Yeah, in particular if you are on the less well to do end of the spectrum. Or, before the ACA, if you became chronically ill, diagnosed with cancer, etc.. Insurance companies here could really screw you over, I hear.
However, I will say, I have recieved much better and more comprehensive health care while in the united states than I ever did in Canada, even though my doctor in Canada was award winning, and generally was listed as one of the top 10 physicians in Toronto. Several chronic issues I had that she wouldn’t/couldn’t fix were fixed in a heartbeat here. I had chronic constipation for 10 years before moving to the united states and suddenly.. POOF IM FIXED. Did I pay a little co-pay to make it happen? Yes, it was well worth the $500 or so I had to pay. I’ve had a normal GI tract for the past 6 years and I’m still so thankful every day.
My BFF who lives in Toronto is having issues with her doctor, and has been for ages–let’s just say he’s not good with women and womens issues and leave it at that. But finding a doctor accepting patients is really hard, and so far she hasn’t had any luck. I’m sure she could be looking harder, you can always try harder, but I know she’s putting WAY more effort in to finding a new doctor than I’d ever have to try here in the US. Here I just.. call any other doctor and BAM I have a new doctor.
Do I think we have issues in the USA, when it comes to health care (and tax expenditure in general)? Oh hells yes.

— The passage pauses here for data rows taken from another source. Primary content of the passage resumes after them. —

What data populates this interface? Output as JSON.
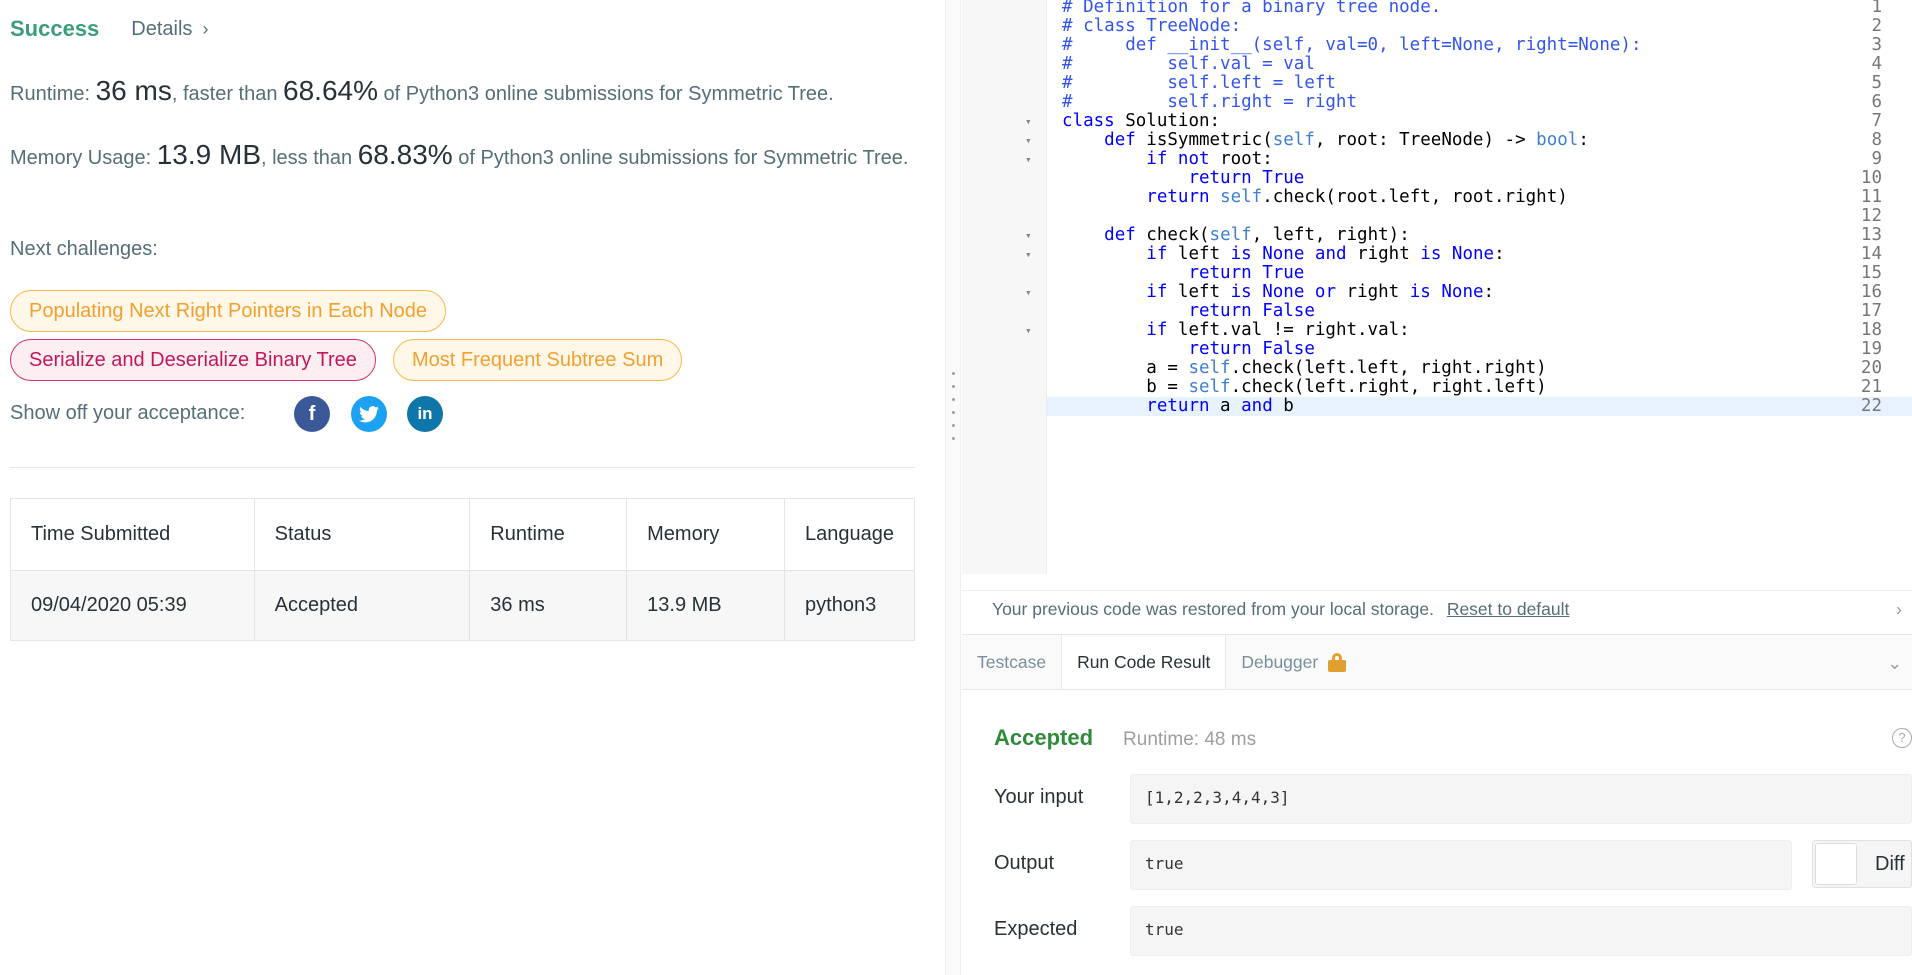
{
  "left": {
    "status": "Success",
    "details_label": "Details",
    "runtime": {
      "label": "Runtime: ",
      "value": "36 ms",
      "mid": ", faster than ",
      "pct": "68.64%",
      "suffix": " of Python3 online submissions for Symmetric Tree."
    },
    "memory": {
      "label": "Memory Usage: ",
      "value": "13.9 MB",
      "mid": ", less than ",
      "pct": "68.83%",
      "suffix": " of Python3 online submissions for Symmetric Tree."
    },
    "next_label": "Next challenges:",
    "challenges": [
      "Populating Next Right Pointers in Each Node",
      "Serialize and Deserialize Binary Tree",
      "Most Frequent Subtree Sum"
    ],
    "share_label": "Show off your acceptance:",
    "table": {
      "headers": [
        "Time Submitted",
        "Status",
        "Runtime",
        "Memory",
        "Language"
      ],
      "rows": [
        [
          "09/04/2020 05:39",
          "Accepted",
          "36 ms",
          "13.9 MB",
          "python3"
        ]
      ]
    }
  },
  "editor": {
    "lines": [
      "# Definition for a binary tree node.",
      "# class TreeNode:",
      "#     def __init__(self, val=0, left=None, right=None):",
      "#         self.val = val",
      "#         self.left = left",
      "#         self.right = right",
      "class Solution:",
      "    def isSymmetric(self, root: TreeNode) -> bool:",
      "        if not root:",
      "            return True",
      "        return self.check(root.left, root.right)",
      "",
      "    def check(self, left, right):",
      "        if left is None and right is None:",
      "            return True",
      "        if left is None or right is None:",
      "            return False",
      "        if left.val != right.val:",
      "            return False",
      "        a = self.check(left.left, right.right)",
      "        b = self.check(left.right, right.left)",
      "        return a and b"
    ]
  },
  "console": {
    "notice": "Your previous code was restored from your local storage.",
    "reset_label": "Reset to default",
    "tabs": [
      "Testcase",
      "Run Code Result",
      "Debugger"
    ],
    "result_status": "Accepted",
    "result_runtime": "Runtime: 48 ms",
    "input_label": "Your input",
    "input_value": "[1,2,2,3,4,4,3]",
    "output_label": "Output",
    "output_value": "true",
    "expected_label": "Expected",
    "expected_value": "true",
    "diff_label": "Diff"
  }
}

But universal healthcare is not a panacea either.
Post # 73
I’m not due for 2 more weeks, but I called our insurance company early on and learned that we would be responsible for our of pocket max. which was $2500. We ended up switching our insurance to a better plan and now we will be paying $0. Even with the increase in monthly charges, our premium increase is still less than what we would have paid if we were responsible for the $2500.
Post # 74
i dont have kids yet but my fee will be $0 because Canada. 🙂
Post # 75
Nationality is IMO not relevant. No place is better than the other. It all comes out in the wash some how some where. Whether it be taxes or whatever. As my mother always says, “Nothing is ever FREE”.
In the U.S.A. it is so highly variable. Working for an health insurance company, worse case scenario for ME is $2600 for any and all medical costs per year. But then I get $750 a year from my employer so that makes worse case $1850. But if I were on welfare I could get food stamps, free cell phones, discounted childcare, free health insurance. But I wouldnt say life would be EASY just because it was free. Lol.
Things change so much in health care here. My once $300+ for my preferred BC for 3 mos (nuvaring) is now free by law. Heck now college is essentially FREE in the state of Tennessee. But some how someone is paying the pretty penny.